All Aboard the Mail Trolley

Mail TrolleyI’ve seen photos of postal vans, wagons and carts; mail coaches, mail trains and one or two mail planes; letter carrier bicycles and wheeled pouches; and even mail boats — but this is the first time that I’ve seen a United States Mail Trolley.

Maybe we need to revise the trolley song from Meet Me in St. Louis: “Clang, clang, clang went the mailman…”

Harvard Square, Cambridge, circa 1900.

When Postmen Whistled

postman whistleThe name of my blog, Post Whistle, derives from an era when postmen blew a blast on a whistle to signal mail deliveries. On rural routes where houses might be located a distance from the road, it sped up delivery to announce the letter carrier’s arrival by a loud tweet. That way each recipient could make the trip down his/her drive if there was mail, as opposed to the postman making trips up and down numerous drives to drop off letters.
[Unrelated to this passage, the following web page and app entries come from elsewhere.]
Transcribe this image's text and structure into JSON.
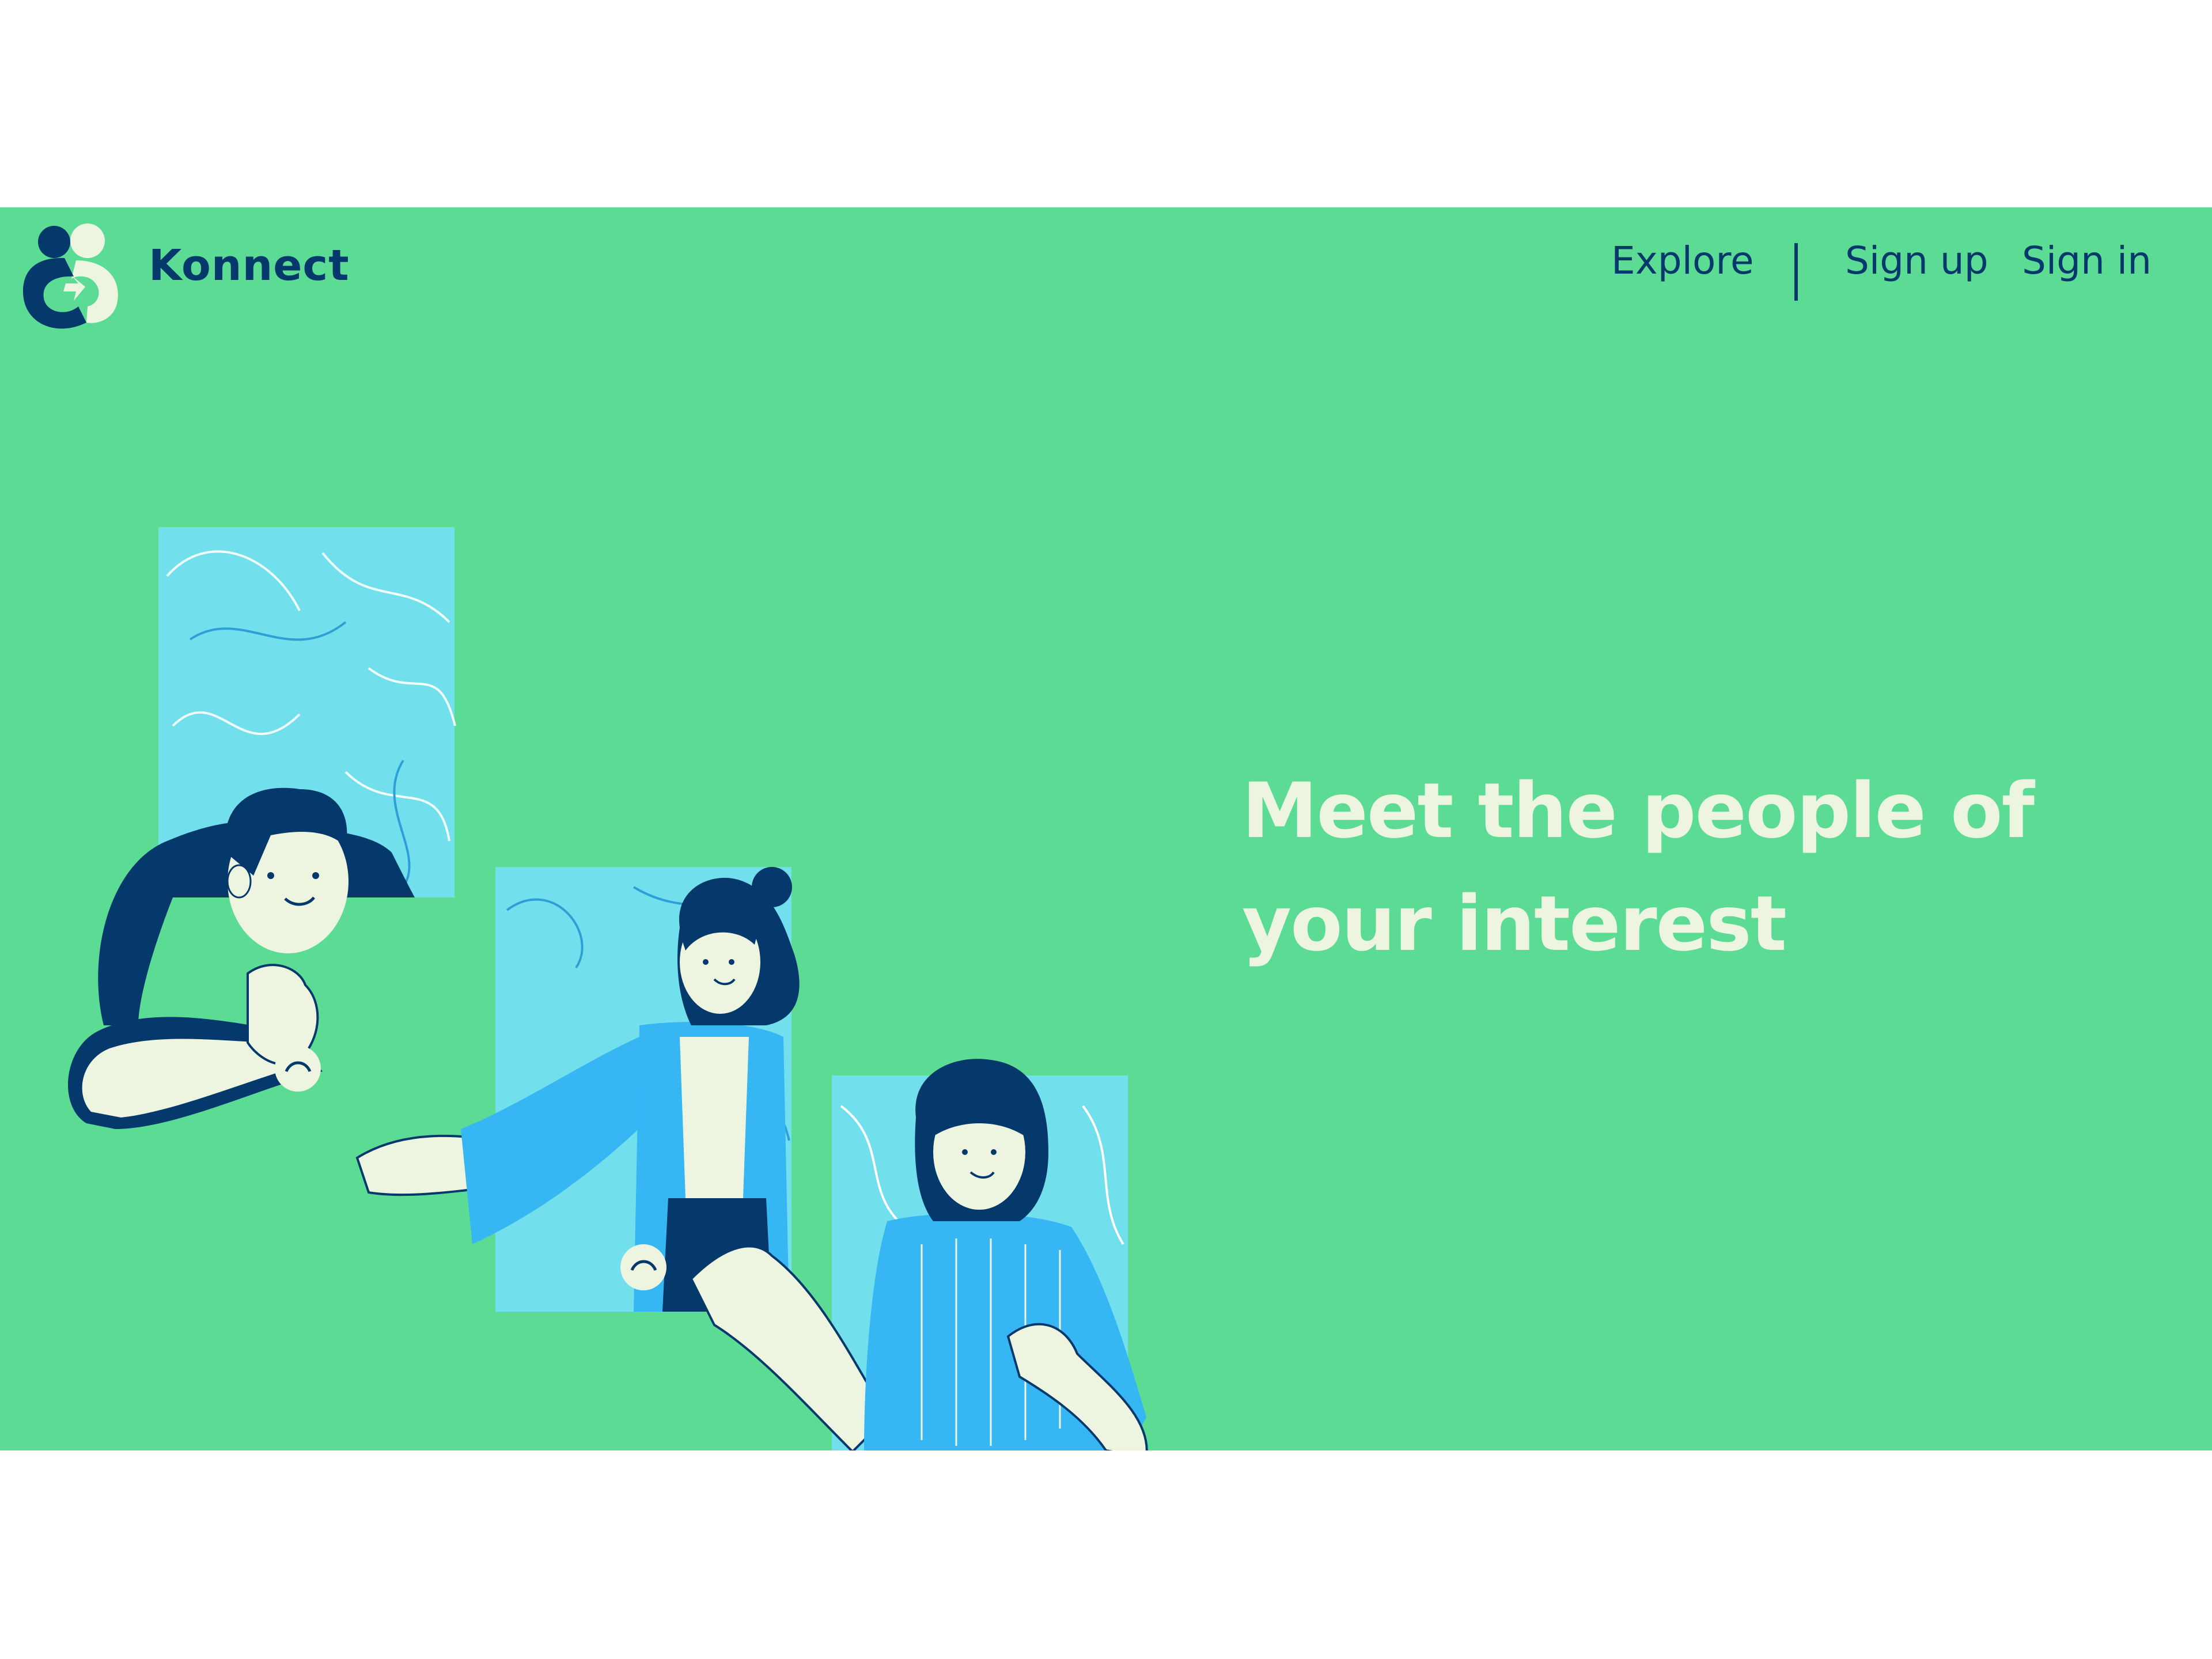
{
  "brand": {
    "name": "Konnect",
    "logo_icon": "handshake-logo-icon"
  },
  "nav": {
    "explore": "Explore",
    "sign_up": "Sign up",
    "sign_in": "Sign in"
  },
  "hero": {
    "headline": "Meet the people of your interest",
    "illustration": "video-call-people-illustration"
  },
  "colors": {
    "hero_background": "#5cdb95",
    "brand_dark": "#05386b",
    "headline_text": "#edf5e1",
    "panel_cyan": "#72e0ec",
    "shirt_blue": "#37b6f4"
  }
}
whistling postmanMailmen used to whistle in town as well, but residents began complaining that the noise woke up their babies (or themselves if they slept late). In addition, the advent of advertising circulars, junk mail and bills meant most people received mail on a daily basis so whistling to signal its arrival seemed less necessary.

Of course, some postmen simply whistled or sang tunes along their routes, the sound traveling up the block like the arrival of an ice cream truck. Musical mailmen were common enough that composers wrote jigs and sheet music about them.

But like many other customs (door-to-door encyclopedia salesmen or the Helms Bakery truck from my own California childhood), the postman’s whistle is only a memory. Unless your letter carrier still whistles a jaunty tune?

I’ll finish with a charming British short — complete with talking chairs — entitled Ever Hear a Postman Whistle? While it was created around the theme of sustainability, I like how it references the good old days as a time when postmen still whistled coming up the walk.